Description of the task:
Everything in the records except the pictures should come back exactly as written.

Exercise data:
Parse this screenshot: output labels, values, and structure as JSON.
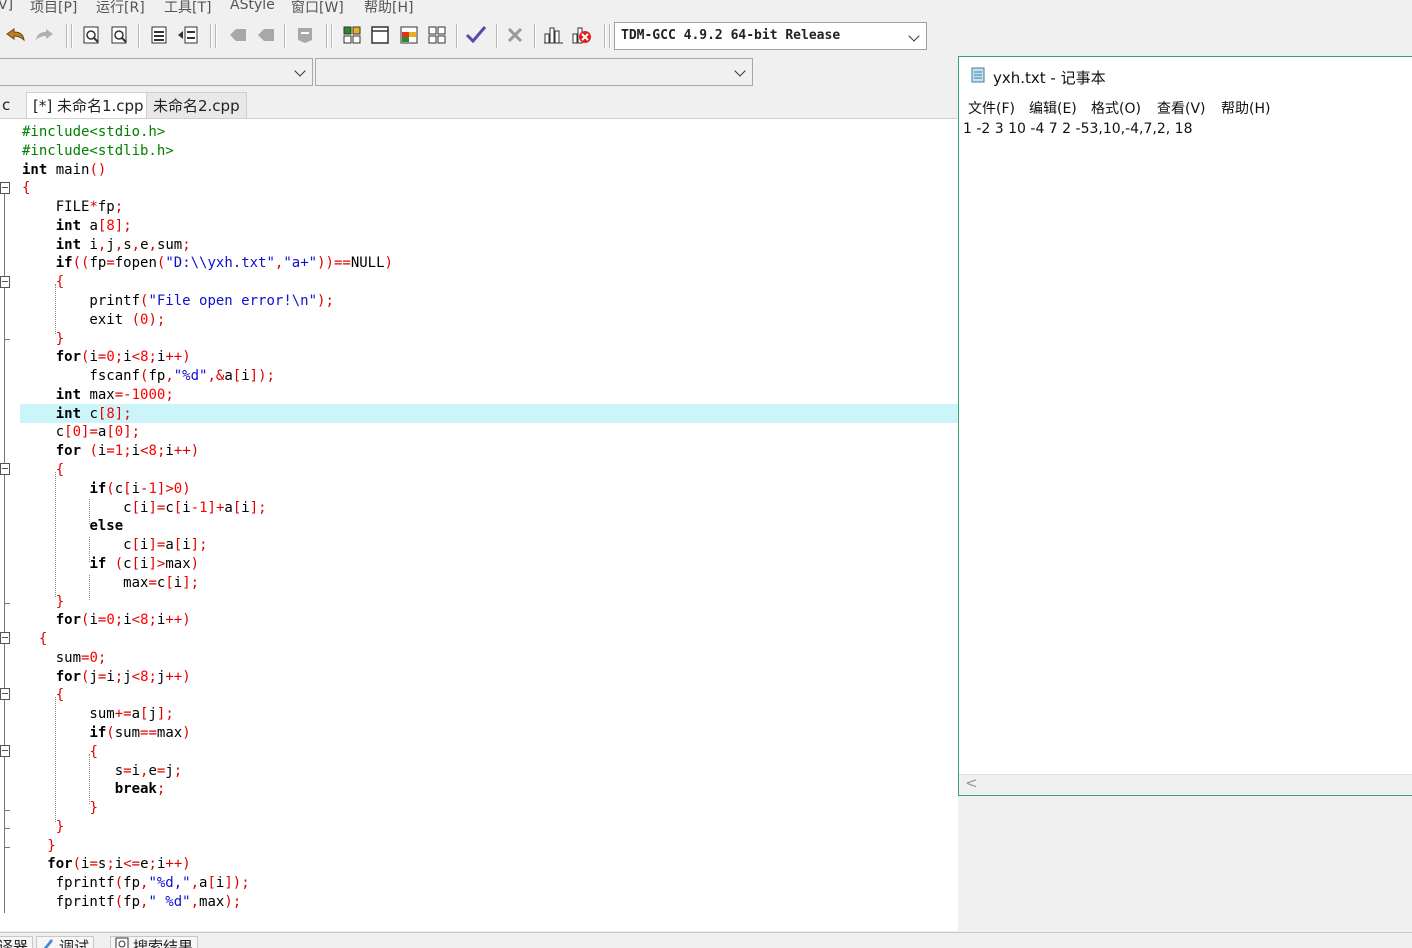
{
  "menu": {
    "items": [
      "V]",
      "项目[P]",
      "运行[R]",
      "工具[T]",
      "AStyle",
      "窗口[W]",
      "帮助[H]"
    ]
  },
  "toolbar": {
    "compiler": "TDM-GCC 4.9.2 64-bit Release"
  },
  "tabs": {
    "partial": "c",
    "items": [
      "[*] 未命名1.cpp",
      "未命名2.cpp"
    ]
  },
  "code_lines": [
    "#include<stdio.h>",
    "#include<stdlib.h>",
    "int main()",
    "{",
    "    FILE*fp;",
    "    int a[8];",
    "    int i,j,s,e,sum;",
    "    if((fp=fopen(\"D:\\\\yxh.txt\",\"a+\"))==NULL)",
    "    {",
    "        printf(\"File open error!\\n\");",
    "        exit (0);",
    "    }",
    "    for(i=0;i<8;i++)",
    "        fscanf(fp,\"%d\",&a[i]);",
    "    int max=-1000;",
    "    int c[8];",
    "    c[0]=a[0];",
    "    for (i=1;i<8;i++)",
    "    {",
    "        if(c[i-1]>0)",
    "            c[i]=c[i-1]+a[i];",
    "        else",
    "            c[i]=a[i];",
    "        if (c[i]>max)",
    "            max=c[i];",
    "    }",
    "    for(i=0;i<8;i++)",
    "  {",
    "    sum=0;",
    "    for(j=i;j<8;j++)",
    "    {",
    "        sum+=a[j];",
    "        if(sum==max)",
    "        {",
    "           s=i,e=j;",
    "           break;",
    "        }",
    "    }",
    "   }",
    "   for(i=s;i<=e;i++)",
    "    fprintf(fp,\"%d,\",a[i]);",
    "    fprintf(fp,\" %d\",max);"
  ],
  "notepad": {
    "title": "yxh.txt - 记事本",
    "menu": [
      "文件(F)",
      "编辑(E)",
      "格式(O)",
      "查看(V)",
      "帮助(H)"
    ],
    "content": "1 -2 3 10 -4 7 2 -53,10,-4,7,2, 18",
    "scroll_left": "<"
  },
  "bottom_tabs": [
    "编译器",
    "调试",
    "搜索结果"
  ],
  "colors": {
    "keyword": "#000000",
    "preprocessor": "#008000",
    "number": "#ff0000",
    "string": "#1010d0",
    "highlight": "#ccf5fa",
    "notepad_border": "#3aa46e"
  }
}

Your solution:
Parse this screenshot: output labels, values, and structure as JSON.
{
  "menu": {
    "items": [
      "V]",
      "项目[P]",
      "运行[R]",
      "工具[T]",
      "AStyle",
      "窗口[W]",
      "帮助[H]"
    ]
  },
  "toolbar": {
    "compiler": "TDM-GCC 4.9.2 64-bit Release"
  },
  "tabs": {
    "partial": "c",
    "items": [
      "[*] 未命名1.cpp",
      "未命名2.cpp"
    ]
  },
  "code_lines": [
    "#include<stdio.h>",
    "#include<stdlib.h>",
    "int main()",
    "{",
    "    FILE*fp;",
    "    int a[8];",
    "    int i,j,s,e,sum;",
    "    if((fp=fopen(\"D:\\\\yxh.txt\",\"a+\"))==NULL)",
    "    {",
    "        printf(\"File open error!\\n\");",
    "        exit (0);",
    "    }",
    "    for(i=0;i<8;i++)",
    "        fscanf(fp,\"%d\",&a[i]);",
    "    int max=-1000;",
    "    int c[8];",
    "    c[0]=a[0];",
    "    for (i=1;i<8;i++)",
    "    {",
    "        if(c[i-1]>0)",
    "            c[i]=c[i-1]+a[i];",
    "        else",
    "            c[i]=a[i];",
    "        if (c[i]>max)",
    "            max=c[i];",
    "    }",
    "    for(i=0;i<8;i++)",
    "  {",
    "    sum=0;",
    "    for(j=i;j<8;j++)",
    "    {",
    "        sum+=a[j];",
    "        if(sum==max)",
    "        {",
    "           s=i,e=j;",
    "           break;",
    "        }",
    "    }",
    "   }",
    "   for(i=s;i<=e;i++)",
    "    fprintf(fp,\"%d,\",a[i]);",
    "    fprintf(fp,\" %d\",max);"
  ],
  "notepad": {
    "title": "yxh.txt - 记事本",
    "menu": [
      "文件(F)",
      "编辑(E)",
      "格式(O)",
      "查看(V)",
      "帮助(H)"
    ],
    "content": "1 -2 3 10 -4 7 2 -53,10,-4,7,2, 18",
    "scroll_left": "<"
  },
  "bottom_tabs": [
    "编译器",
    "调试",
    "搜索结果"
  ],
  "colors": {
    "keyword": "#000000",
    "preprocessor": "#008000",
    "number": "#ff0000",
    "string": "#1010d0",
    "highlight": "#ccf5fa",
    "notepad_border": "#3aa46e"
  }
}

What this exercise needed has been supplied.